# What to work on:
All of the entries below are to be repeated word for word.

· · · · · · ·

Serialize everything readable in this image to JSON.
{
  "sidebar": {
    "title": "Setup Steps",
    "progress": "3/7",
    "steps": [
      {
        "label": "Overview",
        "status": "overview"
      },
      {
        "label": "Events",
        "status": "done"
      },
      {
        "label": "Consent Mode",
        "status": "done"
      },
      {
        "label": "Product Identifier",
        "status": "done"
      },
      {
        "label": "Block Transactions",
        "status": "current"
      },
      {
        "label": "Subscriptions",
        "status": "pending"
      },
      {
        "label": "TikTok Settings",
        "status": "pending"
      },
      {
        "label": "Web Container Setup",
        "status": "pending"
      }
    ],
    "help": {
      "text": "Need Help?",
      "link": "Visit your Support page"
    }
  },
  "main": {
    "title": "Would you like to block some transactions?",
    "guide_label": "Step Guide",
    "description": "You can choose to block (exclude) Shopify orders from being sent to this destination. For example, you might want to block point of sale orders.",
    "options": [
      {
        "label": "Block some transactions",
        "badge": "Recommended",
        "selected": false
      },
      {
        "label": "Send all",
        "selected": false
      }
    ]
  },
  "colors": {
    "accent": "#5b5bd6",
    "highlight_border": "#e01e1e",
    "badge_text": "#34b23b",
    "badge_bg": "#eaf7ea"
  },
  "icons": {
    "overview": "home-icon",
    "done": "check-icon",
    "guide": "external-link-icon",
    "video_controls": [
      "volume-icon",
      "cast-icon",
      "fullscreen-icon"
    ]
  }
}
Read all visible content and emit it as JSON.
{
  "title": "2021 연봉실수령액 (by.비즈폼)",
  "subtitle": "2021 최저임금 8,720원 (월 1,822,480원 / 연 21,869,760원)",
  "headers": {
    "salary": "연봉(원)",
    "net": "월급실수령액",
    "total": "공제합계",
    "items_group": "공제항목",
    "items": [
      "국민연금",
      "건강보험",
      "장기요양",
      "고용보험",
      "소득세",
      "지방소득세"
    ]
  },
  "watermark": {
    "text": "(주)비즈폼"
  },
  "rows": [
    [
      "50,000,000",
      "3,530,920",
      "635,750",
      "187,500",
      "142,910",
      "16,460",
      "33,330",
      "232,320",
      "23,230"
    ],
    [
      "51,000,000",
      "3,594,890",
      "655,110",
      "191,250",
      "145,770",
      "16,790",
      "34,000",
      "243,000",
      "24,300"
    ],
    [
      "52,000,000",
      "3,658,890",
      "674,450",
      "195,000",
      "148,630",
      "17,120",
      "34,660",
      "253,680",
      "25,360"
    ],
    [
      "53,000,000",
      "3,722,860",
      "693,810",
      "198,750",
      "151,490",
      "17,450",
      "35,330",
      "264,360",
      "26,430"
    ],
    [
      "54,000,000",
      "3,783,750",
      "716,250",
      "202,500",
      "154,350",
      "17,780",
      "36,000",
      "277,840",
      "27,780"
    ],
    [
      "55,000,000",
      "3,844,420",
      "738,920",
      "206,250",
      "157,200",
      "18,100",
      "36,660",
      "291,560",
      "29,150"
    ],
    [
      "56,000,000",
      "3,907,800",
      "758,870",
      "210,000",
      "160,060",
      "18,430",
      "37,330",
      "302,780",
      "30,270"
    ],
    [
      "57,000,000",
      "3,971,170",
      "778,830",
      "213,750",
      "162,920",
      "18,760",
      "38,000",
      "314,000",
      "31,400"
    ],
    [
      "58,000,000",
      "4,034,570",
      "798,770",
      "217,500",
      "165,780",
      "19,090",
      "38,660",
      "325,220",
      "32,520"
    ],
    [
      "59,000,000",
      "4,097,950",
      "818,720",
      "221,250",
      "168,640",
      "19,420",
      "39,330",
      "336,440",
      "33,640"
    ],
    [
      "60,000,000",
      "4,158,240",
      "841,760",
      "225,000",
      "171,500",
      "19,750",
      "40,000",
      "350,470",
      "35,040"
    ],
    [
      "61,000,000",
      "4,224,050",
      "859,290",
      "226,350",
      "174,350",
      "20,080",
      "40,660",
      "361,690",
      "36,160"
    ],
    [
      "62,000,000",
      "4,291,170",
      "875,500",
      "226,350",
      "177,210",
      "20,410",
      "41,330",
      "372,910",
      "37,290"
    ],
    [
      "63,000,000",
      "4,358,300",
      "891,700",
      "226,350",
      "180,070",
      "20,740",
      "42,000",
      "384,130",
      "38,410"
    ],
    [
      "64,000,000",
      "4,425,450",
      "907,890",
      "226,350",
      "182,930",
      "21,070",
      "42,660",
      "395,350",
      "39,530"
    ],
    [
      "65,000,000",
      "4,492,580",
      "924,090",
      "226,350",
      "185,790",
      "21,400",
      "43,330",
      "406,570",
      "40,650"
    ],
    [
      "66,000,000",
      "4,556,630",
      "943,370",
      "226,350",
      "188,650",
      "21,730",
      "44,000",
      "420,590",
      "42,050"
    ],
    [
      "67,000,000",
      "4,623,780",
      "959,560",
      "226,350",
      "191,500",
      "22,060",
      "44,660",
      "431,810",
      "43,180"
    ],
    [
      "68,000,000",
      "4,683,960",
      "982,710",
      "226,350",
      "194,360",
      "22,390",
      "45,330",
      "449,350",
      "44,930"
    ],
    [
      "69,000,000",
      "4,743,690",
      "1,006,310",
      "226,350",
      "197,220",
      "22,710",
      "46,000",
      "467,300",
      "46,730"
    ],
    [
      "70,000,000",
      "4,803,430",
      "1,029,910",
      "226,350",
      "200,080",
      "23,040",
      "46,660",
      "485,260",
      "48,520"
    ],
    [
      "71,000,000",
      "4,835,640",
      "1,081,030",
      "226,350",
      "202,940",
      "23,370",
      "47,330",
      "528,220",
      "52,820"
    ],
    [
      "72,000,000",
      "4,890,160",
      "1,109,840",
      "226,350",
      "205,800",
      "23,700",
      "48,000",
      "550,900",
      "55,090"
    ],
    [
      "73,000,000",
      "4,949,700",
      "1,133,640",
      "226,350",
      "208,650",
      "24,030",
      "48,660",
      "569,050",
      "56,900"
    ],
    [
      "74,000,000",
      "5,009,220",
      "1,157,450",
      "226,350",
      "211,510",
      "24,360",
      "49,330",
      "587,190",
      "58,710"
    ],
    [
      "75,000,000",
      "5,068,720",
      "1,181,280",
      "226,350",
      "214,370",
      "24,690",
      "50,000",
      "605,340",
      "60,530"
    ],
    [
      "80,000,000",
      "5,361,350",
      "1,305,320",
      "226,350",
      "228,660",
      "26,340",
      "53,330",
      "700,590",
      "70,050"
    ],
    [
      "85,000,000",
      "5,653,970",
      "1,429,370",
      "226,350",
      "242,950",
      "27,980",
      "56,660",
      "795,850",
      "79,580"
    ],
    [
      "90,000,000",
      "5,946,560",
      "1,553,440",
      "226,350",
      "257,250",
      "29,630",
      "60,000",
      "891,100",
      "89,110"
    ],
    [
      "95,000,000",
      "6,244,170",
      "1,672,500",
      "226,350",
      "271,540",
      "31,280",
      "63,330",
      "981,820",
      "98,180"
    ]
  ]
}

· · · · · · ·

# Response to this exercise:
Serialize everything readable in this image to JSON.
{
  "sidebar": {
    "title": "Setup Steps",
    "progress": "3/7",
    "steps": [
      {
        "label": "Overview",
        "status": "overview"
      },
      {
        "label": "Events",
        "status": "done"
      },
      {
        "label": "Consent Mode",
        "status": "done"
      },
      {
        "label": "Product Identifier",
        "status": "done"
      },
      {
        "label": "Block Transactions",
        "status": "current"
      },
      {
        "label": "Subscriptions",
        "status": "pending"
      },
      {
        "label": "TikTok Settings",
        "status": "pending"
      },
      {
        "label": "Web Container Setup",
        "status": "pending"
      }
    ],
    "help": {
      "text": "Need Help?",
      "link": "Visit your Support page"
    }
  },
  "main": {
    "title": "Would you like to block some transactions?",
    "guide_label": "Step Guide",
    "description": "You can choose to block (exclude) Shopify orders from being sent to this destination. For example, you might want to block point of sale orders.",
    "options": [
      {
        "label": "Block some transactions",
        "badge": "Recommended",
        "selected": false
      },
      {
        "label": "Send all",
        "selected": false
      }
    ]
  },
  "colors": {
    "accent": "#5b5bd6",
    "highlight_border": "#e01e1e",
    "badge_text": "#34b23b",
    "badge_bg": "#eaf7ea"
  },
  "icons": {
    "overview": "home-icon",
    "done": "check-icon",
    "guide": "external-link-icon",
    "video_controls": [
      "volume-icon",
      "cast-icon",
      "fullscreen-icon"
    ]
  }
}
Read all visible content and emit it as JSON.
{
  "title": "2021 연봉실수령액 (by.비즈폼)",
  "subtitle": "2021 최저임금 8,720원 (월 1,822,480원 / 연 21,869,760원)",
  "headers": {
    "salary": "연봉(원)",
    "net": "월급실수령액",
    "total": "공제합계",
    "items_group": "공제항목",
    "items": [
      "국민연금",
      "건강보험",
      "장기요양",
      "고용보험",
      "소득세",
      "지방소득세"
    ]
  },
  "watermark": {
    "text": "(주)비즈폼"
  },
  "rows": [
    [
      "50,000,000",
      "3,530,920",
      "635,750",
      "187,500",
      "142,910",
      "16,460",
      "33,330",
      "232,320",
      "23,230"
    ],
    [
      "51,000,000",
      "3,594,890",
      "655,110",
      "191,250",
      "145,770",
      "16,790",
      "34,000",
      "243,000",
      "24,300"
    ],
    [
      "52,000,000",
      "3,658,890",
      "674,450",
      "195,000",
      "148,630",
      "17,120",
      "34,660",
      "253,680",
      "25,360"
    ],
    [
      "53,000,000",
      "3,722,860",
      "693,810",
      "198,750",
      "151,490",
      "17,450",
      "35,330",
      "264,360",
      "26,430"
    ],
    [
      "54,000,000",
      "3,783,750",
      "716,250",
      "202,500",
      "154,350",
      "17,780",
      "36,000",
      "277,840",
      "27,780"
    ],
    [
      "55,000,000",
      "3,844,420",
      "738,920",
      "206,250",
      "157,200",
      "18,100",
      "36,660",
      "291,560",
      "29,150"
    ],
    [
      "56,000,000",
      "3,907,800",
      "758,870",
      "210,000",
      "160,060",
      "18,430",
      "37,330",
      "302,780",
      "30,270"
    ],
    [
      "57,000,000",
      "3,971,170",
      "778,830",
      "213,750",
      "162,920",
      "18,760",
      "38,000",
      "314,000",
      "31,400"
    ],
    [
      "58,000,000",
      "4,034,570",
      "798,770",
      "217,500",
      "165,780",
      "19,090",
      "38,660",
      "325,220",
      "32,520"
    ],
    [
      "59,000,000",
      "4,097,950",
      "818,720",
      "221,250",
      "168,640",
      "19,420",
      "39,330",
      "336,440",
      "33,640"
    ],
    [
      "60,000,000",
      "4,158,240",
      "841,760",
      "225,000",
      "171,500",
      "19,750",
      "40,000",
      "350,470",
      "35,040"
    ],
    [
      "61,000,000",
      "4,224,050",
      "859,290",
      "226,350",
      "174,350",
      "20,080",
      "40,660",
      "361,690",
      "36,160"
    ],
    [
      "62,000,000",
      "4,291,170",
      "875,500",
      "226,350",
      "177,210",
      "20,410",
      "41,330",
      "372,910",
      "37,290"
    ],
    [
      "63,000,000",
      "4,358,300",
      "891,700",
      "226,350",
      "180,070",
      "20,740",
      "42,000",
      "384,130",
      "38,410"
    ],
    [
      "64,000,000",
      "4,425,450",
      "907,890",
      "226,350",
      "182,930",
      "21,070",
      "42,660",
      "395,350",
      "39,530"
    ],
    [
      "65,000,000",
      "4,492,580",
      "924,090",
      "226,350",
      "185,790",
      "21,400",
      "43,330",
      "406,570",
      "40,650"
    ],
    [
      "66,000,000",
      "4,556,630",
      "943,370",
      "226,350",
      "188,650",
      "21,730",
      "44,000",
      "420,590",
      "42,050"
    ],
    [
      "67,000,000",
      "4,623,780",
      "959,560",
      "226,350",
      "191,500",
      "22,060",
      "44,660",
      "431,810",
      "43,180"
    ],
    [
      "68,000,000",
      "4,683,960",
      "982,710",
      "226,350",
      "194,360",
      "22,390",
      "45,330",
      "449,350",
      "44,930"
    ],
    [
      "69,000,000",
      "4,743,690",
      "1,006,310",
      "226,350",
      "197,220",
      "22,710",
      "46,000",
      "467,300",
      "46,730"
    ],
    [
      "70,000,000",
      "4,803,430",
      "1,029,910",
      "226,350",
      "200,080",
      "23,040",
      "46,660",
      "485,260",
      "48,520"
    ],
    [
      "71,000,000",
      "4,835,640",
      "1,081,030",
      "226,350",
      "202,940",
      "23,370",
      "47,330",
      "528,220",
      "52,820"
    ],
    [
      "72,000,000",
      "4,890,160",
      "1,109,840",
      "226,350",
      "205,800",
      "23,700",
      "48,000",
      "550,900",
      "55,090"
    ],
    [
      "73,000,000",
      "4,949,700",
      "1,133,640",
      "226,350",
      "208,650",
      "24,030",
      "48,660",
      "569,050",
      "56,900"
    ],
    [
      "74,000,000",
      "5,009,220",
      "1,157,450",
      "226,350",
      "211,510",
      "24,360",
      "49,330",
      "587,190",
      "58,710"
    ],
    [
      "75,000,000",
      "5,068,720",
      "1,181,280",
      "226,350",
      "214,370",
      "24,690",
      "50,000",
      "605,340",
      "60,530"
    ],
    [
      "80,000,000",
      "5,361,350",
      "1,305,320",
      "226,350",
      "228,660",
      "26,340",
      "53,330",
      "700,590",
      "70,050"
    ],
    [
      "85,000,000",
      "5,653,970",
      "1,429,370",
      "226,350",
      "242,950",
      "27,980",
      "56,660",
      "795,850",
      "79,580"
    ],
    [
      "90,000,000",
      "5,946,560",
      "1,553,440",
      "226,350",
      "257,250",
      "29,630",
      "60,000",
      "891,100",
      "89,110"
    ],
    [
      "95,000,000",
      "6,244,170",
      "1,672,500",
      "226,350",
      "271,540",
      "31,280",
      "63,330",
      "981,820",
      "98,180"
    ]
  ]
}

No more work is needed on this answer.